─── EXTRACTED ENTRIES ───
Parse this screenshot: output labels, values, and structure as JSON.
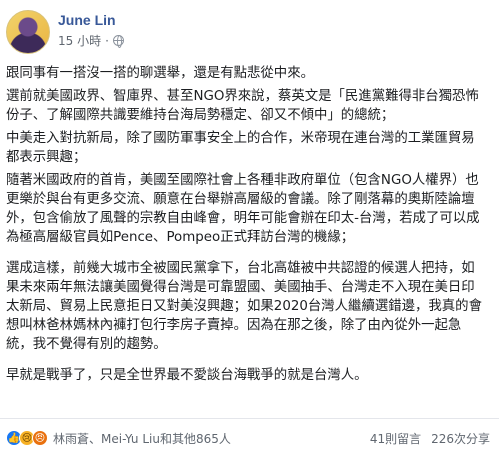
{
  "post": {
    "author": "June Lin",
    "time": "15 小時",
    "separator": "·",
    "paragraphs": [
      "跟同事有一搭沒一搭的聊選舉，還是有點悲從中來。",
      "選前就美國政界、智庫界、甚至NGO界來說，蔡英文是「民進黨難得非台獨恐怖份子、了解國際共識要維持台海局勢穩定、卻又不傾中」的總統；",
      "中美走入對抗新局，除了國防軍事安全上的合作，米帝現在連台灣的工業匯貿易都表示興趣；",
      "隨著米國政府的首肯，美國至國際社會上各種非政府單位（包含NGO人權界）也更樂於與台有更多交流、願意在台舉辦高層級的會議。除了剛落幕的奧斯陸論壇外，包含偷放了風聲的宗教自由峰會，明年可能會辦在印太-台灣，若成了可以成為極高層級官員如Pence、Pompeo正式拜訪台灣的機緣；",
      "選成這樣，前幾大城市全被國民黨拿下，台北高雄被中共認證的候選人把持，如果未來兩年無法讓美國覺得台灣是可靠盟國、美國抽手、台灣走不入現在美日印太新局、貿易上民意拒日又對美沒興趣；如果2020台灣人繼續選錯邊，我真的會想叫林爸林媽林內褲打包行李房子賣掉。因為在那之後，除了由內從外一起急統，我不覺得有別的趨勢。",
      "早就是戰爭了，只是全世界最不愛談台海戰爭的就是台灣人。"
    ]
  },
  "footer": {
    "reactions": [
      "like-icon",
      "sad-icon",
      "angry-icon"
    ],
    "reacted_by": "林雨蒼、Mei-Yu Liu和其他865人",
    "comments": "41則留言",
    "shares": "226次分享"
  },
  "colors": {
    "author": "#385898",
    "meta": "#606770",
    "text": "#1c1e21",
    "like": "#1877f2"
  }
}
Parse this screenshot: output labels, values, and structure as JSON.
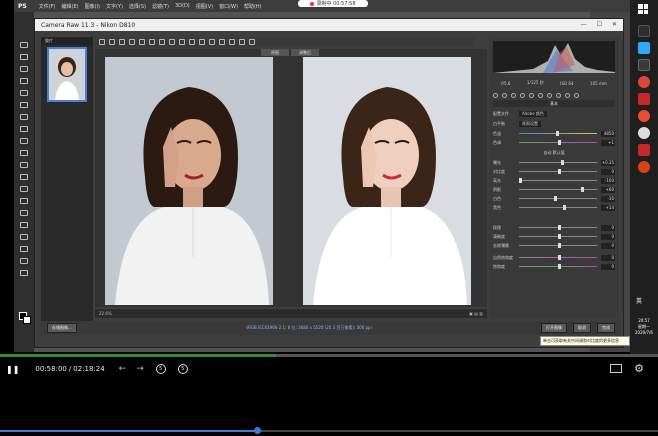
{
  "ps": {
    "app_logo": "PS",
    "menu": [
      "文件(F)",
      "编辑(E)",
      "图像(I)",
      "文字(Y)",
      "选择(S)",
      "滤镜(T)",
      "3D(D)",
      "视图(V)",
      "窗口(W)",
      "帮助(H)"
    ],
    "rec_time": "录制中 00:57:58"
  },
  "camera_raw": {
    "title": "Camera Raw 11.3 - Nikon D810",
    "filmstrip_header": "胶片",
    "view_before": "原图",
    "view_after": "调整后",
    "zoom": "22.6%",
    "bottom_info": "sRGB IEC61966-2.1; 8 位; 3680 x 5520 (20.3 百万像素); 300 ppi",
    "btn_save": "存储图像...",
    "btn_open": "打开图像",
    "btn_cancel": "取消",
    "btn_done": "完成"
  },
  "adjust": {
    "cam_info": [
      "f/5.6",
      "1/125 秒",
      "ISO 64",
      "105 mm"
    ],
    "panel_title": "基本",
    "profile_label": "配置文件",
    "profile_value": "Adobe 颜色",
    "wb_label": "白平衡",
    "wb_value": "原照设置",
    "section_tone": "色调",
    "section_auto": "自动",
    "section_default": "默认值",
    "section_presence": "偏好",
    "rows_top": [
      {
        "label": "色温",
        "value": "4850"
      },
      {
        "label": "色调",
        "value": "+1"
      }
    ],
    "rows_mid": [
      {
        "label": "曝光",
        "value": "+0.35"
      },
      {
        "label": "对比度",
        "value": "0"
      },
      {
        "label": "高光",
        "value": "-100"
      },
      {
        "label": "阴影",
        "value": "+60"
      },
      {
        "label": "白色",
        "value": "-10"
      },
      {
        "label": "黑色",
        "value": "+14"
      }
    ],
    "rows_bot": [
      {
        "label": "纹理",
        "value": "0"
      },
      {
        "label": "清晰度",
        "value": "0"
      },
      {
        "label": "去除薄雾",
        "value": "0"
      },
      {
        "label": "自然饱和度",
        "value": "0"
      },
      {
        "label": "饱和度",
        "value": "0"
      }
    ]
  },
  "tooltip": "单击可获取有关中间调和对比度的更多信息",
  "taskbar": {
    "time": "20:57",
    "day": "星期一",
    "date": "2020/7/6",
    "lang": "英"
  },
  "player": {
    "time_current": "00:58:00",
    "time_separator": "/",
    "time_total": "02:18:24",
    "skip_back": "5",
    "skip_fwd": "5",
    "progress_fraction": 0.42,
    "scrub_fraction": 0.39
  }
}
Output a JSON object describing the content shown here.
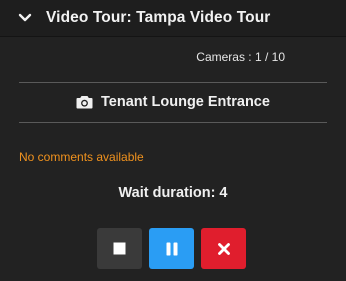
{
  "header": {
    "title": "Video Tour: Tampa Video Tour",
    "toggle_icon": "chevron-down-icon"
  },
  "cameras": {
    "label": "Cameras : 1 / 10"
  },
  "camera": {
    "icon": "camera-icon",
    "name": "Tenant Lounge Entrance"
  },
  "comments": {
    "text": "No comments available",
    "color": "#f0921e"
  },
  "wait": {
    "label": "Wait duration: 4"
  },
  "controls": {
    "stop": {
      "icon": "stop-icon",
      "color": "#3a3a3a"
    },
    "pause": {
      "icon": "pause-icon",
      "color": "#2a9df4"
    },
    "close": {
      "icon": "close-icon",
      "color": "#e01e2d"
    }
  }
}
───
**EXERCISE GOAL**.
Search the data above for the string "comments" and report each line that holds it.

**RESPONSE TO THE EXERCISE**.
    "comments": "41則留言",
  "comments": {
    "text": "No comments available",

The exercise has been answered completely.